Dyslexia, or developmental dyslexia, is a condition in which a person has difficulty with word recognition, reading, writing, and concentration. Researchers estimate that up to eleven percent of school-aged children in the United States have some level of dyslexia.
If you have a dyslexic child, there are many things you can do at home to help him or her, starting with gathering as much information as you can about dyslexia. The more informed you are, the more you can do to help. Here are some other ideas to consider when dealing with a dyslexic child:
Provide emotional support by building a positive atmosphere. A dyslexic child often feels anxious and needs frequent reassurance from a loving parent. Make sure you encourage him through the difficulties and build his self-esteem by providing him with chances to shine in other areas outside the academic environment. Play up your child's natural abilities, be they sports, art, or video games. Emphasize the importance of other skills and make sure your child understands that grades are not the ultimate measure of his value.
Focus on reading as a game rather than a chore. Read to your dyslexic child every chance you get, from traffic signs to labels to books and magazines.

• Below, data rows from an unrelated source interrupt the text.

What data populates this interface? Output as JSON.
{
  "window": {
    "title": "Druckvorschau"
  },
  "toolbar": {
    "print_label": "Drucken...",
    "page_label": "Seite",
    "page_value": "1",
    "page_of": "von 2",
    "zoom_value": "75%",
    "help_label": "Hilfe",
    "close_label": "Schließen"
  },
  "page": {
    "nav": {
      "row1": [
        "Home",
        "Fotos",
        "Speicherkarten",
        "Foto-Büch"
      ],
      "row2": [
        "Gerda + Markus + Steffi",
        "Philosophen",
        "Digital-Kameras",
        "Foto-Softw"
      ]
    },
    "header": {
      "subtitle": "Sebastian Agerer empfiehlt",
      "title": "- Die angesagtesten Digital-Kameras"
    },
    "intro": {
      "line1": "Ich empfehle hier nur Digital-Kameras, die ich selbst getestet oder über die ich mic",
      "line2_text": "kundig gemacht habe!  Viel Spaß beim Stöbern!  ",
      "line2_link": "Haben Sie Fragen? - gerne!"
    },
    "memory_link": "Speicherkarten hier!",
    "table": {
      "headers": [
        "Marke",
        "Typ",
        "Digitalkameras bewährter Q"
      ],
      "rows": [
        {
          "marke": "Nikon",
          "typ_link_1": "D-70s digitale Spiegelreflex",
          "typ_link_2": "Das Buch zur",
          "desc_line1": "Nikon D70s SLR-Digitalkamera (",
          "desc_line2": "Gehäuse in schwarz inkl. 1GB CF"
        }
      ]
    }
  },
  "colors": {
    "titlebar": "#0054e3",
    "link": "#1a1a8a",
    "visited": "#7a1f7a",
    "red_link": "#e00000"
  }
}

Point out new words and make spelling them part of the game. There are many books available that emphasize alliteration and rhyme, and they can be an excellent addition to your household. Above all, become a role model by showing your child that reading is enjoyable.
A dyslexic child usually needs more attention and help with homework than other children do. A dyslexic child also needs more frequent breaks. Pay attention and encourage "breathing time" when you see your child starting to get anxious and overly distracted. Use these breaks to play word games or encourage other activities, but don't overdo it. Too much extra work can make a child with dyslexia feel overwhelmed and result in frustration and resentment.